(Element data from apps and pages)
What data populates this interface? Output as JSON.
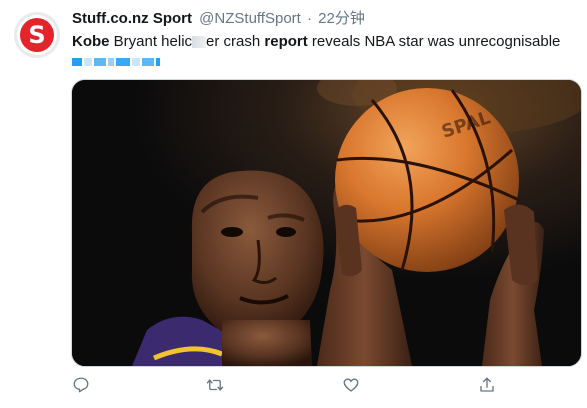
{
  "tweet": {
    "avatar_letter": "S",
    "display_name": "Stuff.co.nz Sport",
    "handle": "@NZStuffSport",
    "separator": "·",
    "time": "22分钟",
    "text_segments": [
      {
        "text": "Kobe",
        "bold": true
      },
      {
        "text": " Bryant helic",
        "bold": false
      },
      {
        "text": "   ",
        "bold": false
      },
      {
        "text": "er crash ",
        "bold": false
      },
      {
        "text": "report",
        "bold": true
      },
      {
        "text": " reveals NBA star was unrecognisable",
        "bold": false
      }
    ],
    "media_alt": "basketball-player-free-throw-photo"
  },
  "actions": [
    {
      "name": "reply-button",
      "icon": "reply-icon"
    },
    {
      "name": "retweet-button",
      "icon": "retweet-icon"
    },
    {
      "name": "like-button",
      "icon": "heart-icon"
    },
    {
      "name": "share-button",
      "icon": "share-icon"
    }
  ],
  "colors": {
    "brand_red": "#e3242b",
    "text": "#14171a",
    "secondary": "#657786",
    "action_icon": "#657786",
    "link_blue": "#1da1f2"
  }
}
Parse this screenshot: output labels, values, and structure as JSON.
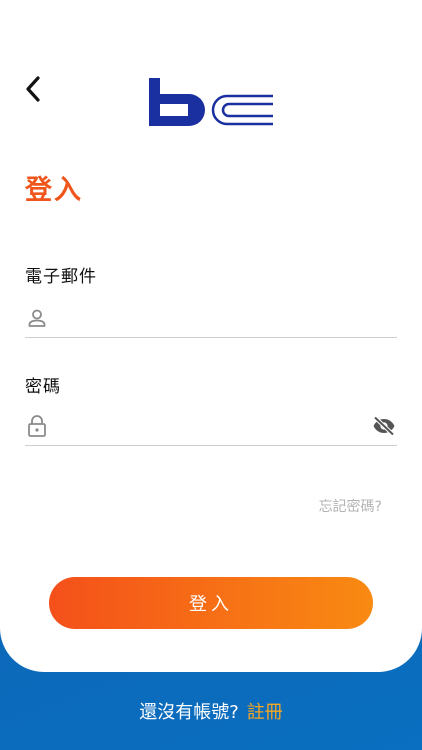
{
  "header": {
    "back_icon": "chevron-left-icon",
    "logo_text": "bc"
  },
  "page": {
    "title": "登入"
  },
  "form": {
    "email_label": "電子郵件",
    "email_value": "",
    "email_placeholder": "",
    "email_icon": "person-icon",
    "password_label": "密碼",
    "password_value": "",
    "password_placeholder": "",
    "password_icon": "lock-icon",
    "visibility_icon": "eye-off-icon",
    "forgot_label": "忘記密碼?"
  },
  "actions": {
    "login_label": "登入"
  },
  "footer": {
    "prompt": "還沒有帳號?",
    "register_label": "註冊"
  },
  "colors": {
    "accent": "#f0561c",
    "brand_blue": "#1a2fa0",
    "register": "#f5a623",
    "background": "#0e63b5"
  }
}
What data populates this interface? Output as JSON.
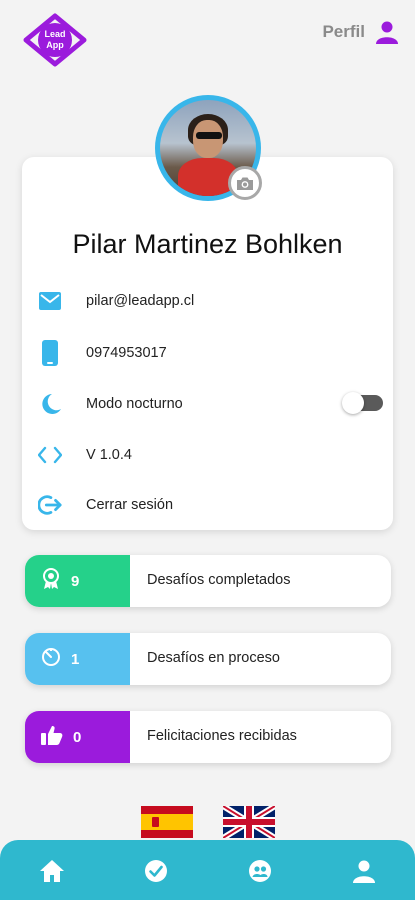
{
  "header": {
    "logo_line1": "Lead",
    "logo_line2": "App",
    "profile_label": "Perfil"
  },
  "colors": {
    "brand_purple": "#9b1bdc",
    "accent_blue": "#38b6ea",
    "green": "#25d18a",
    "light_blue": "#57c1ef",
    "purple": "#9b1bdc",
    "nav_bg": "#2fb8ce"
  },
  "profile": {
    "name": "Pilar Martinez Bohlken",
    "email": "pilar@leadapp.cl",
    "phone": "0974953017",
    "dark_mode_label": "Modo nocturno",
    "dark_mode_on": false,
    "version": "V 1.0.4",
    "logout_label": "Cerrar sesión"
  },
  "stats": [
    {
      "count": "9",
      "label": "Desafíos completados",
      "icon": "medal-icon"
    },
    {
      "count": "1",
      "label": "Desafíos en proceso",
      "icon": "timer-icon"
    },
    {
      "count": "0",
      "label": "Felicitaciones recibidas",
      "icon": "thumbs-up-icon"
    }
  ],
  "languages": [
    "spain-flag",
    "uk-flag"
  ],
  "nav": [
    "home-icon",
    "check-circle-icon",
    "team-icon",
    "person-icon"
  ]
}
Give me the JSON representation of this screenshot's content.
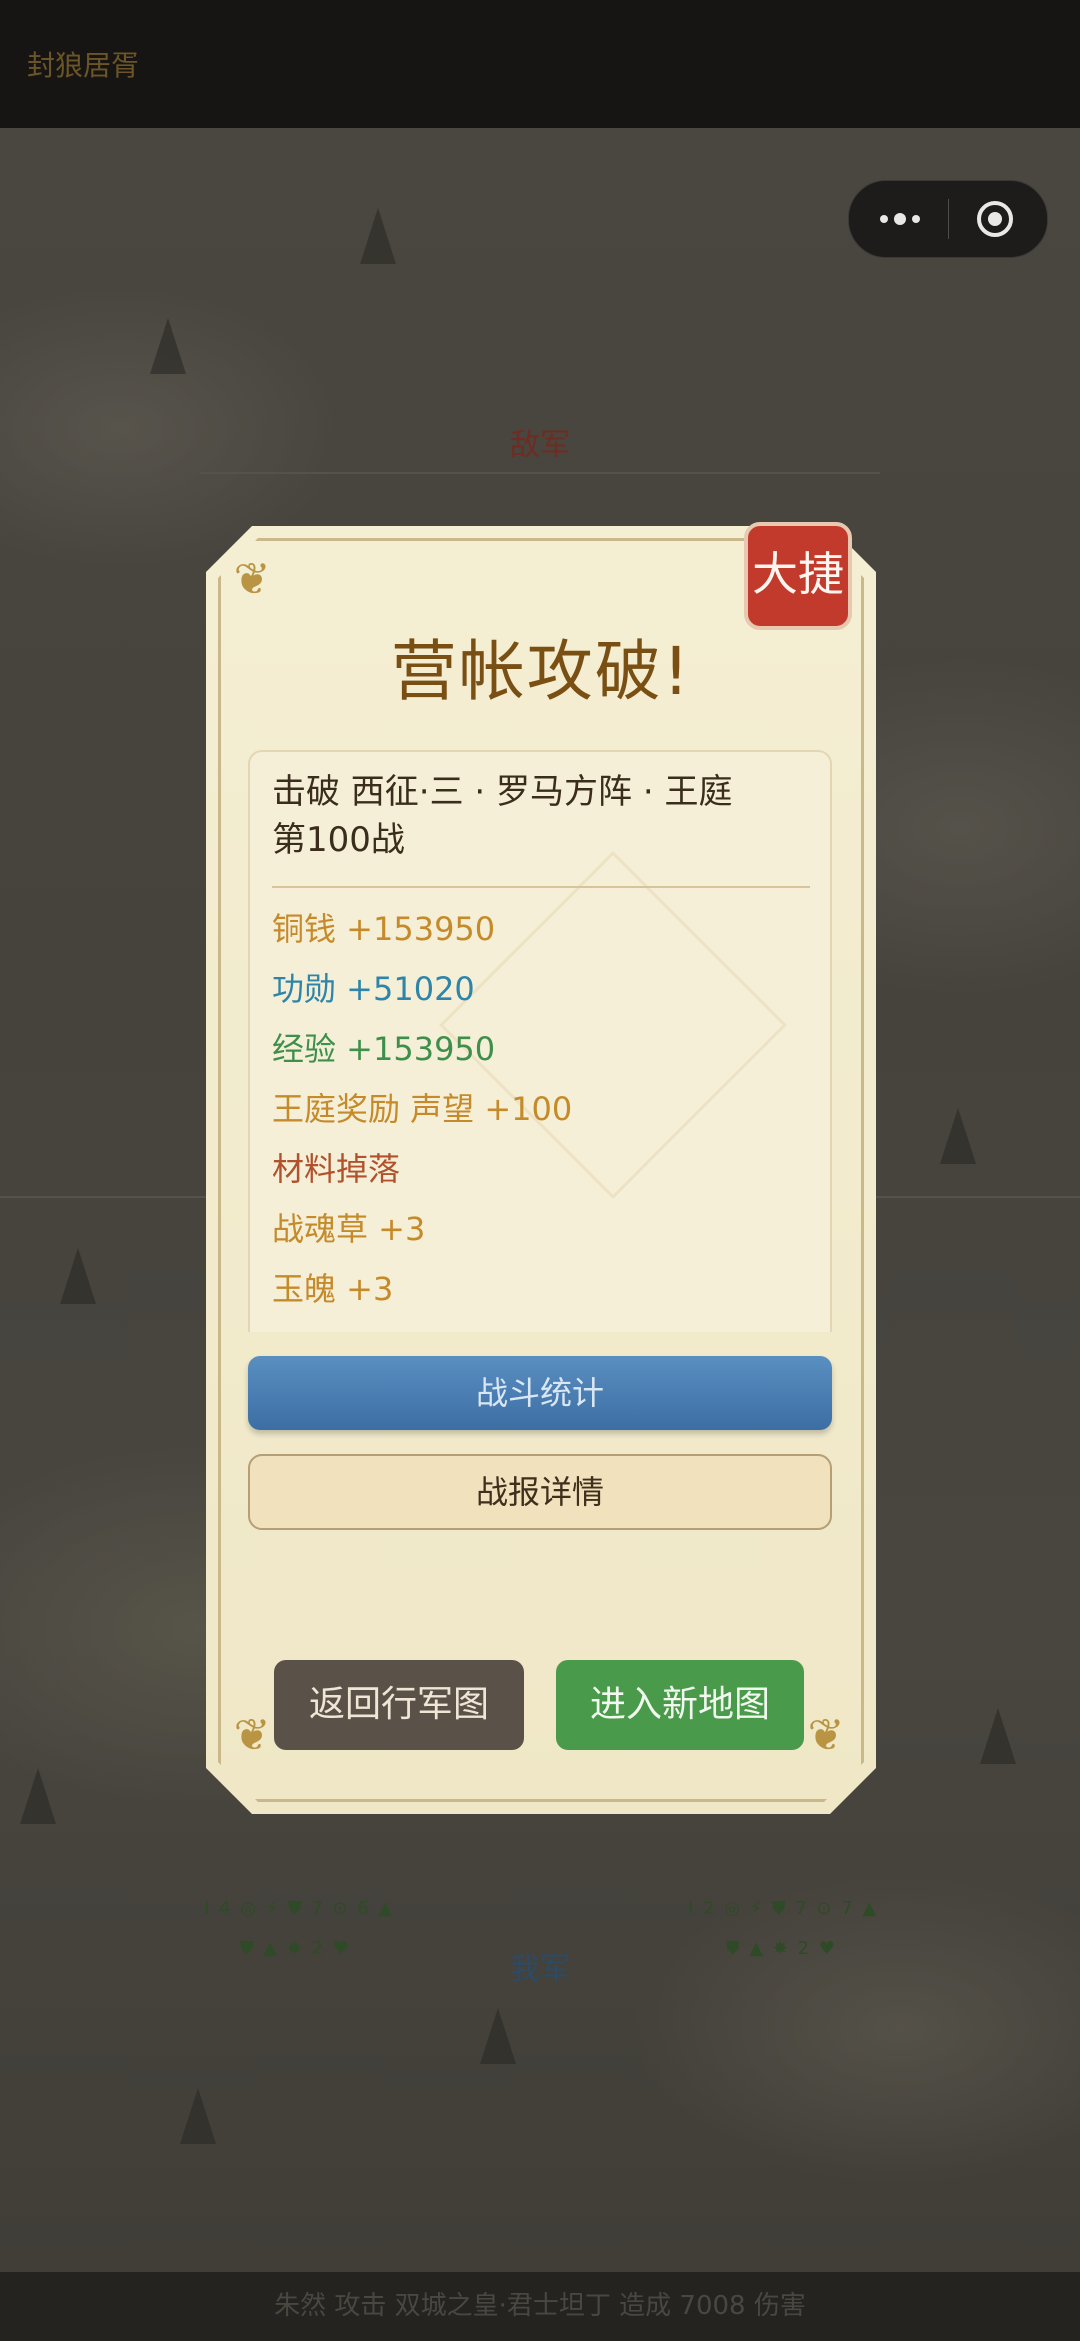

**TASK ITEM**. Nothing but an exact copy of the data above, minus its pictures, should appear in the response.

**SOLUTION TO THE EXERCISE**.
What data populates this interface? Output as JSON.
{
  "tweet": {
    "avatar_letter": "S",
    "display_name": "Stuff.co.nz Sport",
    "handle": "@NZStuffSport",
    "separator": "·",
    "time": "22分钟",
    "text_segments": [
      {
        "text": "Kobe",
        "bold": true
      },
      {
        "text": " Bryant helic",
        "bold": false
      },
      {
        "text": "   ",
        "bold": false
      },
      {
        "text": "er crash ",
        "bold": false
      },
      {
        "text": "report",
        "bold": true
      },
      {
        "text": " reveals NBA star was unrecognisable",
        "bold": false
      }
    ],
    "media_alt": "basketball-player-free-throw-photo"
  },
  "actions": [
    {
      "name": "reply-button",
      "icon": "reply-icon"
    },
    {
      "name": "retweet-button",
      "icon": "retweet-icon"
    },
    {
      "name": "like-button",
      "icon": "heart-icon"
    },
    {
      "name": "share-button",
      "icon": "share-icon"
    }
  ],
  "colors": {
    "brand_red": "#e3242b",
    "text": "#14171a",
    "secondary": "#657786",
    "action_icon": "#657786",
    "link_blue": "#1da1f2"
  }
}
Parse this screenshot: output labels, values, and structure as JSON.
{
  "header": {
    "back_icon": "chevron-left-icon",
    "logo_text": "bc"
  },
  "page": {
    "title": "登入"
  },
  "form": {
    "email_label": "電子郵件",
    "email_value": "",
    "email_placeholder": "",
    "email_icon": "person-icon",
    "password_label": "密碼",
    "password_value": "",
    "password_placeholder": "",
    "password_icon": "lock-icon",
    "visibility_icon": "eye-off-icon",
    "forgot_label": "忘記密碼?"
  },
  "actions": {
    "login_label": "登入"
  },
  "footer": {
    "prompt": "還沒有帳號?",
    "register_label": "註冊"
  },
  "colors": {
    "accent": "#f0561c",
    "brand_blue": "#1a2fa0",
    "register": "#f5a623",
    "background": "#0e63b5"
  }
}
What data populates this interface? Output as JSON.
{
  "header": {
    "logo_line1": "Lead",
    "logo_line2": "App",
    "profile_label": "Perfil"
  },
  "colors": {
    "brand_purple": "#9b1bdc",
    "accent_blue": "#38b6ea",
    "green": "#25d18a",
    "light_blue": "#57c1ef",
    "purple": "#9b1bdc",
    "nav_bg": "#2fb8ce"
  },
  "profile": {
    "name": "Pilar Martinez Bohlken",
    "email": "pilar@leadapp.cl",
    "phone": "0974953017",
    "dark_mode_label": "Modo nocturno",
    "dark_mode_on": false,
    "version": "V 1.0.4",
    "logout_label": "Cerrar sesión"
  },
  "stats": [
    {
      "count": "9",
      "label": "Desafíos completados",
      "icon": "medal-icon"
    },
    {
      "count": "1",
      "label": "Desafíos en proceso",
      "icon": "timer-icon"
    },
    {
      "count": "0",
      "label": "Felicitaciones recibidas",
      "icon": "thumbs-up-icon"
    }
  ],
  "languages": [
    "spain-flag",
    "uk-flag"
  ],
  "nav": [
    "home-icon",
    "check-circle-icon",
    "team-icon",
    "person-icon"
  ]
}
Give me the JSON representation of this screenshot's content.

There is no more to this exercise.